Q. What happened in court on Wednesday?

Q. What happened in court on Wednesday?

A. Judge Robert E. Simpson Jr. of Commonwealth Court declined to issue a preliminary injunction blocking implementation of Act 18, passed in March, which requires Pennsylvania voters to present a photo-ID at the polls starting with the Nov. 6 election.

Q. Is there a next-step in the court battle?

A. Yes. Voter advocates who believe the law puts an unconstitutional burden on poor people and the displaced intend to appeal the decision to the state Supreme Court.

Q. What sort of photo-ID is required?

A. The law is very specific. Voters will need to present one of the following types of identification:

- United States passport.

- Pennsylvania driver's license.

- Voter registration card that contains a photo (new at end of this month).

- College or university identification card.

- Military ID card.

- Employee card issued by a federal, state or local government agency. (School districts don't count.)

- ID card issued by a Pennsylvania care facility such as a nursing home or personal-care home.

Q. What if I don't have any of these?

A. You can apply to PennDot for a free (non-driving) photo-ID. These are available at Driver License Centers. (For locations, call PennDot's customer center at 1-800-932-4600.)

You'll have to fill out an application and present several documents to show "acceptable proof of identification." You'll need a Social Security card, plus a birth certificate or citizenship papers. You'll also need two of the following: tax records, lease agreement, mortgage document, utility bill, handgun permit.

If you qualify, the ID will be issued on the spot.

Q. That's a lot of documents. I'll need to dig deep in the drawer. What if I can't qualify for a PennDot ID?

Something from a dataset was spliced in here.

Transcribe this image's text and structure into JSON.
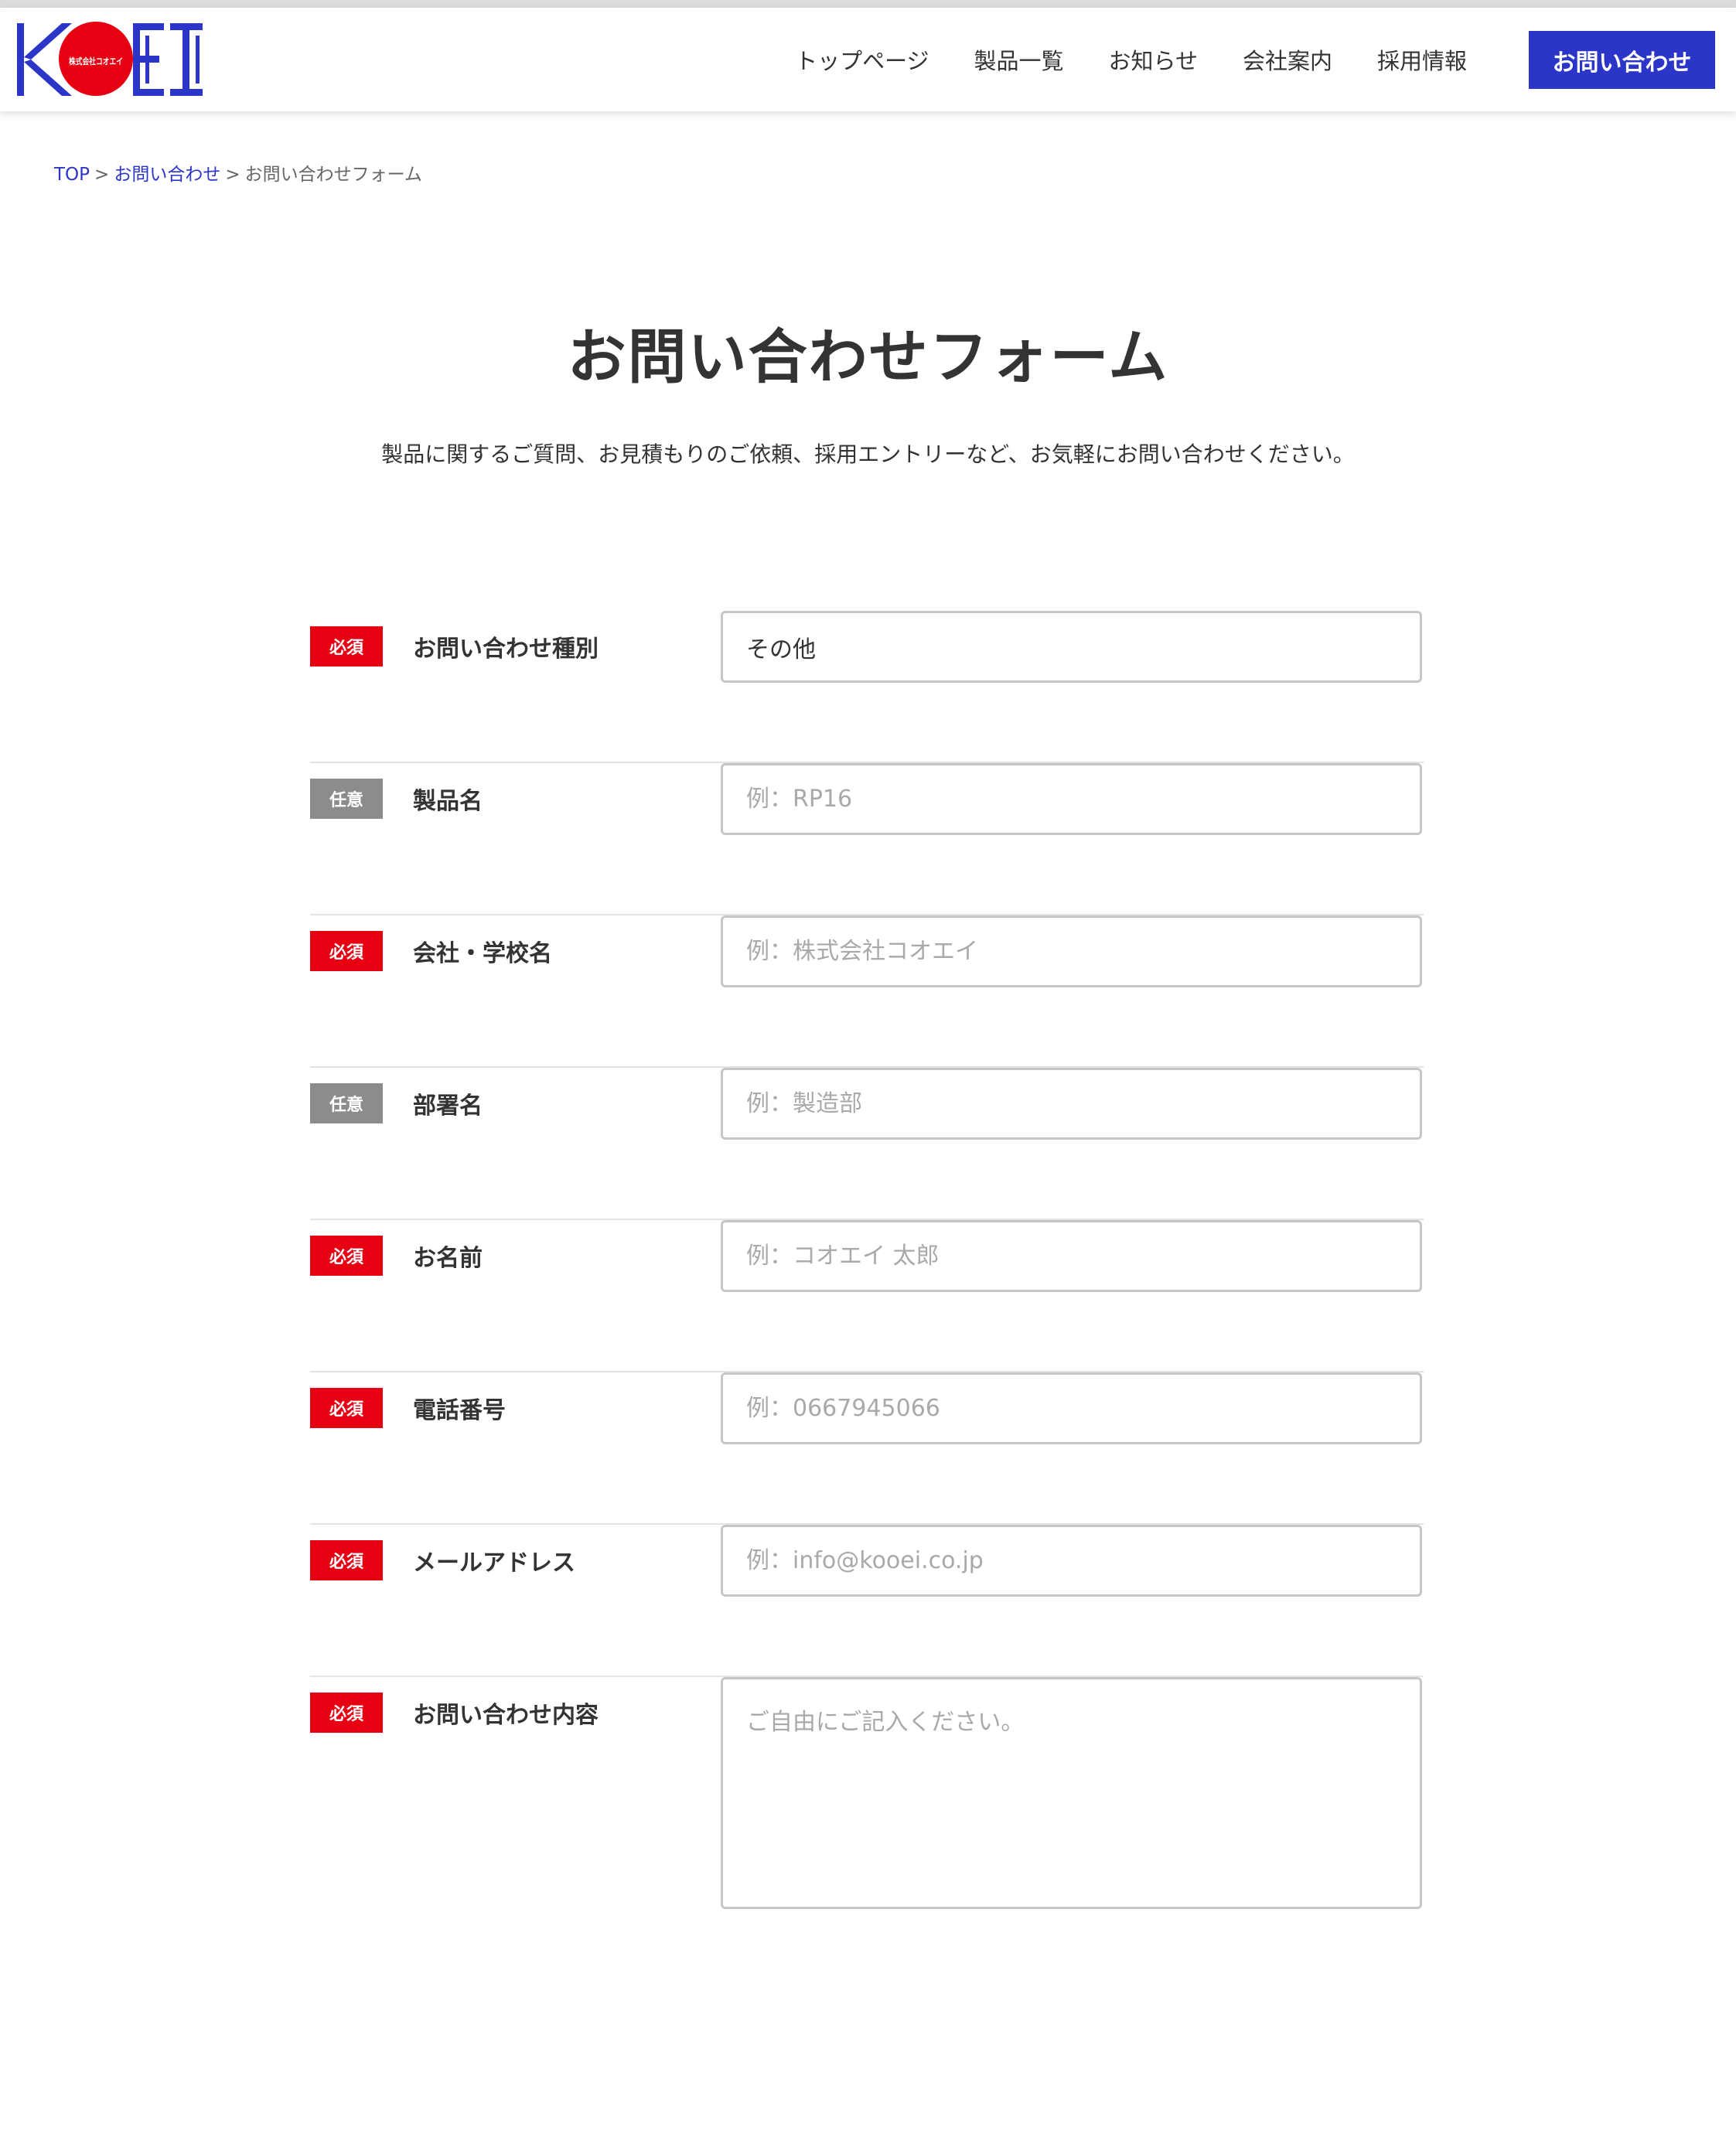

A. The Pennsylvania Department of State, which oversees elections, is issuing its own ID of last resort.

These are available at the same PennDot center where you go for a PennDot ID. If you are turned down for a PennDot card, you can get the Department of State card. You'll still need to give your name, address and Social Security number, and show two proofs of residence.

Q. What if a voter is homeless?

A. If a voter cannot afford an ID (including, say, the bus fare to a PennDot center), he or she may cast a provisional paper ballot. The voter will have to sign a form saying he or she is indigent.

Q. Let's say I just show up at the polls without an ID - maybe I forgot it - what happens?

A. You will be entitled to cast a provisional ballot. For your vote to count, you'll have present your ID at your county's election office within six days.

Q. Where can I get more information?

A. Try the website Or call the Department of State's Voter ID Hotline at 1-877-868-3772.